Jun 23, 2008ASAssignment
Owner name: LAWRENCE LIVERMORE NATIONAL SECURITY LLC, CALIFORN
Free format text: ASSIGNMENT OF ASSIGNORS INTEREST;ASSIGNOR:THE REGENTS OF THE UNIVERSITY OF CALIFORNIA;REEL/FRAME:021217/0050
Effective date: 20080623
Sep 19, 2007FPAYFee payment
Year of fee payment: 4
Jul 23, 2001ASAssignment
Owner name: U.S. DEPARTMENT OF ENERGY, CALIFORNIA
Free format text: CONFIRMATORY LICENSE;ASSIGNOR:CALIFORNIA, UNIVERSITY OF;REEL/FRAME:011995/0976
Effective date: 20010604
Owner name: U.S. DEPARTMENT OF ENERGY P.O. BOX 808 (L-376)LIVE
Free format text: CONFIRMATORY LICENSE;ASSIGNOR:CALIFORNIA, UNIVERSITY OF /AR;REEL/FRAME:011995/0976
Mar 27, 2001ASAssignment
Owner name: REGENTS OF THE UNIVERSITY OF CALIFORNIA, THE, CALI
Free format text: ASSIGNMENT OF ASSIGNORS INTEREST;ASSIGNOR:MARIELLA, RAYMOND P., JR.;REEL/FRAME:011683/0935
Effective date: 20010321
Owner name: REGENTS OF THE UNIVERSITY OF CALIFORNIA, THE 1111

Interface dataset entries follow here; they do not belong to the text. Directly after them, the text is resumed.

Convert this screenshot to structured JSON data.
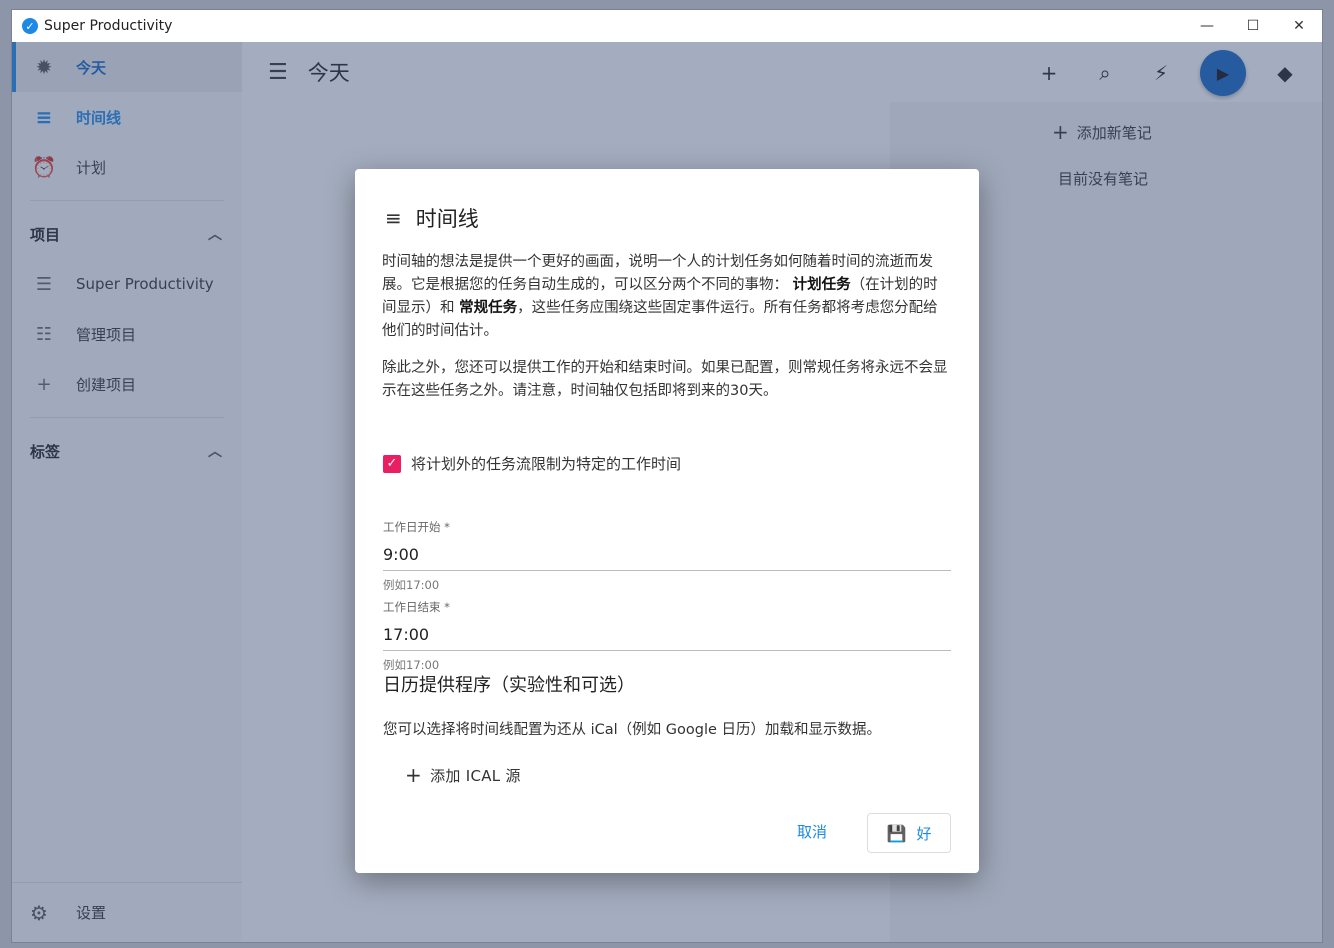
{
  "window": {
    "title": "Super Productivity",
    "controls": [
      "—",
      "☐",
      "✕"
    ]
  },
  "sidebar": {
    "items": [
      {
        "label": "今天",
        "icon": "sun-icon"
      },
      {
        "label": "时间线",
        "icon": "timeline-icon"
      },
      {
        "label": "计划",
        "icon": "alarm-icon"
      }
    ],
    "projects_header": "项目",
    "projects": [
      {
        "label": "Super Productivity",
        "icon": "list-icon"
      },
      {
        "label": "管理项目",
        "icon": "manage-list-icon"
      },
      {
        "label": "创建项目",
        "icon": "plus-icon"
      }
    ],
    "tags_header": "标签",
    "settings_label": "设置"
  },
  "header": {
    "title": "今天",
    "actions": [
      "add-icon",
      "search-icon",
      "bolt-icon",
      "play-icon",
      "diamond-icon"
    ]
  },
  "notes": {
    "add_label": "添加新笔记",
    "empty_label": "目前没有笔记"
  },
  "dialog": {
    "title": "时间线",
    "para1_a": "时间轴的想法是提供一个更好的画面，说明一个人的计划任务如何随着时间的流逝而发展。它是根据您的任务自动生成的，可以区分两个不同的事物：",
    "para1_b": "计划任务",
    "para1_c": "（在计划的时间显示）和",
    "para1_d": "常规任务",
    "para1_e": "，这些任务应围绕这些固定事件运行。所有任务都将考虑您分配给他们的时间估计。",
    "para2": "除此之外，您还可以提供工作的开始和结束时间。如果已配置，则常规任务将永远不会显示在这些任务之外。请注意，时间轴仅包括即将到来的30天。",
    "checkbox_label": "将计划外的任务流限制为特定的工作时间",
    "checkbox_checked": true,
    "start_label": "工作日开始 *",
    "start_value": "9:00",
    "start_hint": "例如17:00",
    "end_label": "工作日结束 *",
    "end_value": "17:00",
    "end_hint": "例如17:00",
    "calendar_title": "日历提供程序（实验性和可选）",
    "calendar_desc": "您可以选择将时间线配置为还从 iCal（例如 Google 日历）加载和显示数据。",
    "add_ical_label": "添加 ICAL 源",
    "cancel_label": "取消",
    "ok_label": "好"
  },
  "colors": {
    "accent": "#1e88e5",
    "checkbox": "#e91e63",
    "overlay": "rgba(60,80,120,0.45)"
  }
}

Free format text: ASSIGNMENT OF ASSIGNORS INTEREST;ASSIGNOR:MARIELLA, RAYMOND P., JR. /AR;REEL/FRAME:011683/0935